U.S. government debt yields rose on Tuesday as investors looked ahead to fresh economic data and a key Federal Reserve meeting.
The yield on the benchmark 10-year Treasury notes, which moves inversely to its price, was higher at around 2.241 percent, while the yield on the 30-year Treasury bond was also higher at 2.811 percent.
The central bank began a two-day meeting Tuesday. The Fed is expected to take another step towards normalization and could also announce plans to begin unwinding its $4.5 trillion balance sheet of Treasurys and mortgage backed securities. The Fed acquired the bulk of these assets in an effort to stimulate growth that had been stunted by the financial crisis.
The central bank has grown concerned both with the effect low rates have on stock markets while simultaneously grappling with lethargic inflation metrics and sluggish wage growth.
While investors doubt bankers will elect to raise rates in September, more and more now foresee another rate hike by the end of the year. Market prices suggest less certainty, but 76 percent of respondents to the CNBC Fed Survey believe the central bank will hike interest rates in December.
On the data front, housing starts slipped 0.8 percent to a seasonally adjusted annual rate of 1.18 million units, the Commerce Department said on Tuesday.
The data suggested limited impact on permits from Hurricane Harvey, which lashed Texas in late August and caused unprecedented flooding in Houston.
The Labor Department said on Tuesday that import prices jumped 0.6 percent last month, the biggest gain since January, after a downwardly revised 0.1 percent dip in July.
Economists polled by Reuters had forecast import prices increasing 0.4 percent in August
In oil markets, Brent crude traded at around $54.91 a barrel on Tuesday morning, down 1.03 percent, while U.S. crude was around $49.36 a barrel, down 1.1 percent.
Iraq's oil minister said his country's oil production had slipped slightly when compared to May and June.
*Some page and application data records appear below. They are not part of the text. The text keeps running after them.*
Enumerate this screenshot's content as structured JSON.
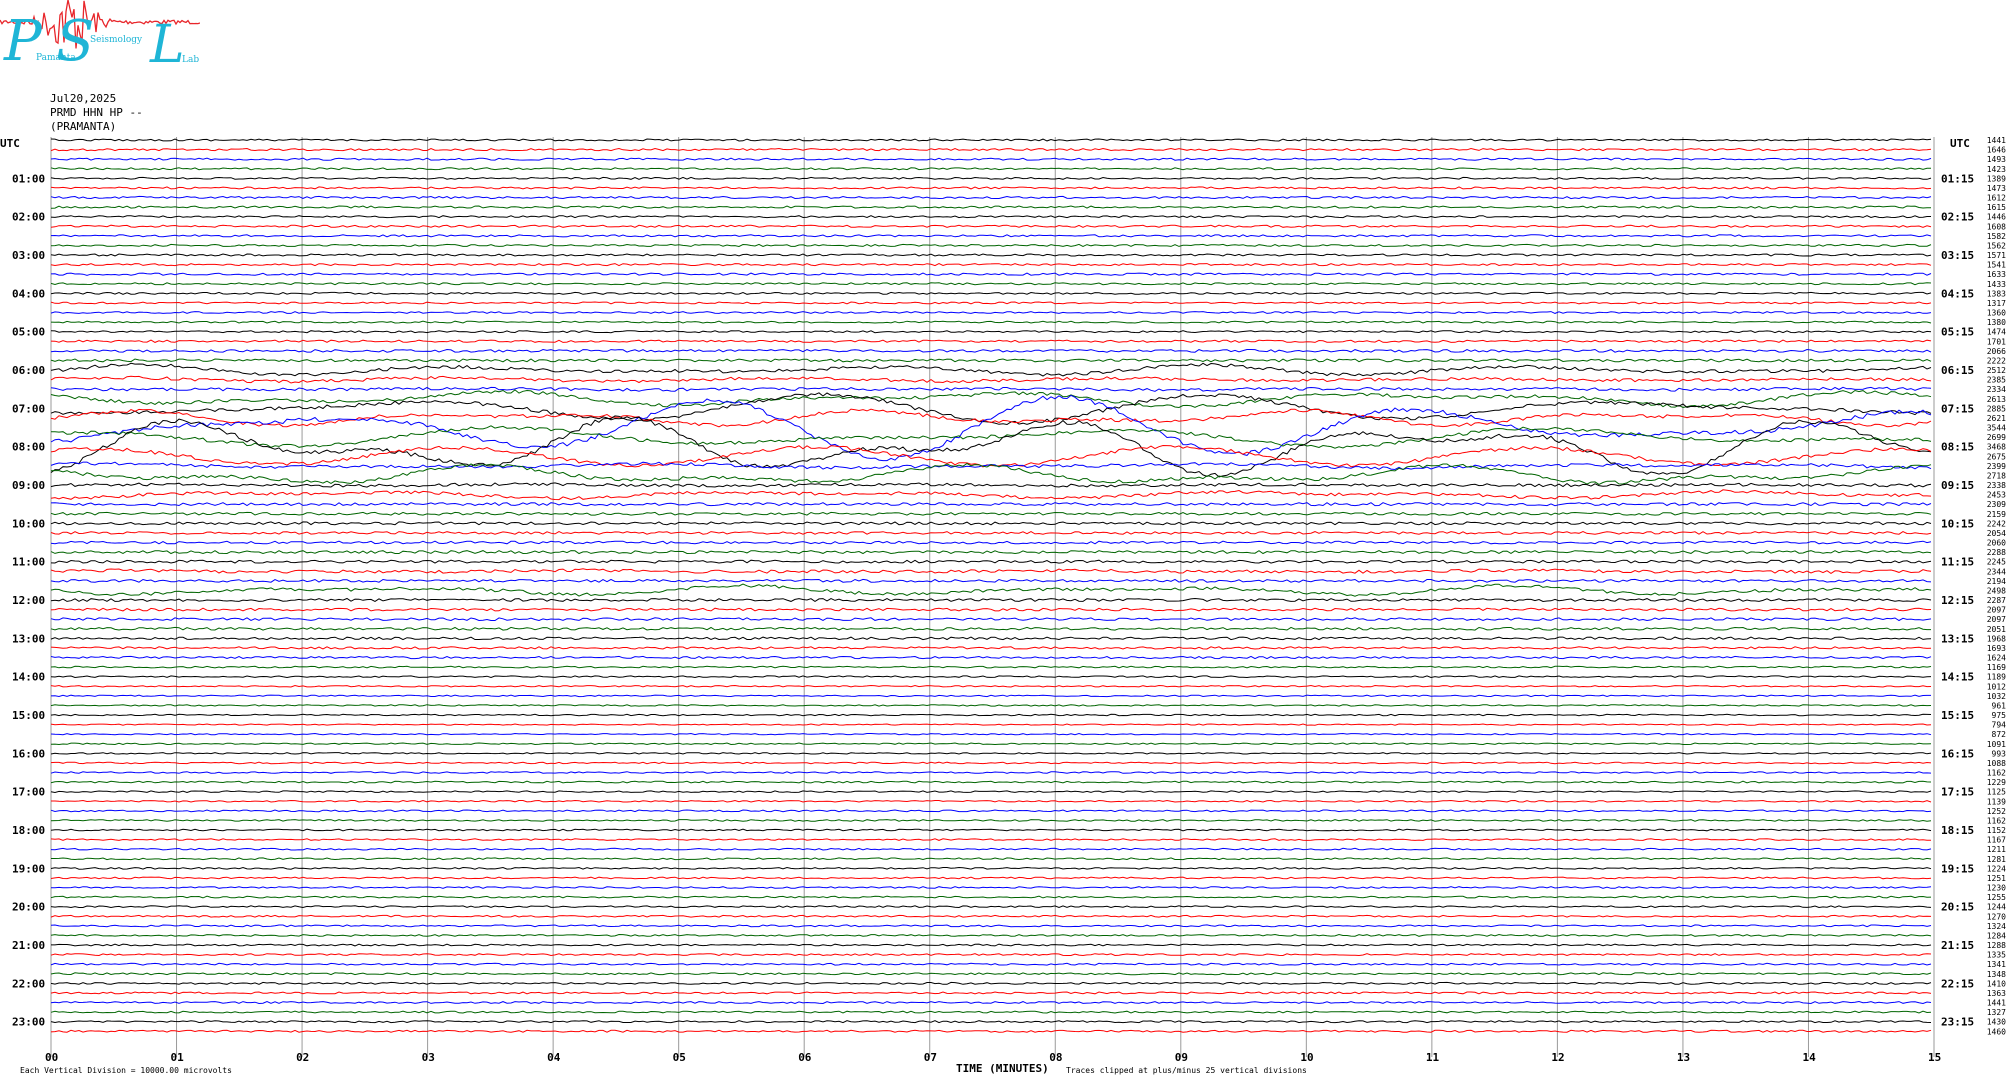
{
  "logo": {
    "letters": [
      "P",
      "S",
      "L"
    ],
    "words": [
      "Pamanta",
      "Seismology",
      "Lab"
    ],
    "color_letters": "#1fb5d6",
    "color_wave": "#e8262b"
  },
  "header": {
    "date": "Jul20,2025",
    "station": "PRMD HHN HP --",
    "location": "(PRAMANTA)"
  },
  "chart_data": {
    "type": "line",
    "title": "",
    "xlabel": "TIME (MINUTES)",
    "ylabel": "",
    "xlim": [
      0,
      15
    ],
    "x_ticks": [
      "00",
      "01",
      "02",
      "03",
      "04",
      "05",
      "06",
      "07",
      "08",
      "09",
      "10",
      "11",
      "12",
      "13",
      "14",
      "15"
    ],
    "left_axis_label": "UTC",
    "right_axis_label": "UTC",
    "left_hour_labels": [
      "01:00",
      "02:00",
      "03:00",
      "04:00",
      "05:00",
      "06:00",
      "07:00",
      "08:00",
      "09:00",
      "10:00",
      "11:00",
      "12:00",
      "13:00",
      "14:00",
      "15:00",
      "16:00",
      "17:00",
      "18:00",
      "19:00",
      "20:00",
      "21:00",
      "22:00",
      "23:00"
    ],
    "right_hour_labels": [
      "01:15",
      "02:15",
      "03:15",
      "04:15",
      "05:15",
      "06:15",
      "07:15",
      "08:15",
      "09:15",
      "10:15",
      "11:15",
      "12:15",
      "13:15",
      "14:15",
      "15:15",
      "16:15",
      "17:15",
      "18:15",
      "19:15",
      "20:15",
      "21:15",
      "22:15",
      "23:15"
    ],
    "trace_colors": [
      "#000000",
      "#ff0000",
      "#0000ff",
      "#006400"
    ],
    "traces_per_hour": 4,
    "trace_count": 96,
    "rms_counts": [
      1441,
      1646,
      1493,
      1423,
      1389,
      1473,
      1612,
      1615,
      1446,
      1608,
      1582,
      1562,
      1571,
      1541,
      1633,
      1433,
      1383,
      1317,
      1360,
      1380,
      1474,
      1701,
      2066,
      2222,
      2512,
      2385,
      2334,
      2613,
      2885,
      2621,
      3544,
      2699,
      3468,
      2675,
      2399,
      2718,
      2338,
      2453,
      2309,
      2159,
      2242,
      2054,
      2060,
      2288,
      2245,
      2344,
      2194,
      2498,
      2287,
      2097,
      2097,
      2051,
      1968,
      1693,
      1624,
      1169,
      1189,
      1012,
      1032,
      961,
      975,
      794,
      872,
      1091,
      993,
      1088,
      1162,
      1229,
      1125,
      1139,
      1252,
      1162,
      1152,
      1167,
      1211,
      1281,
      1224,
      1251,
      1230,
      1255,
      1244,
      1270,
      1324,
      1284,
      1288,
      1335,
      1341,
      1348,
      1410,
      1363,
      1441,
      1327,
      1430,
      1460
    ],
    "trace_scale": "Each Vertical Division = 10000.00 microvolts",
    "clip_note": "Traces clipped at plus/minus 25 vertical divisions"
  }
}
His comments followed data showing that Saudi Arabia's oil exports had fallen in June.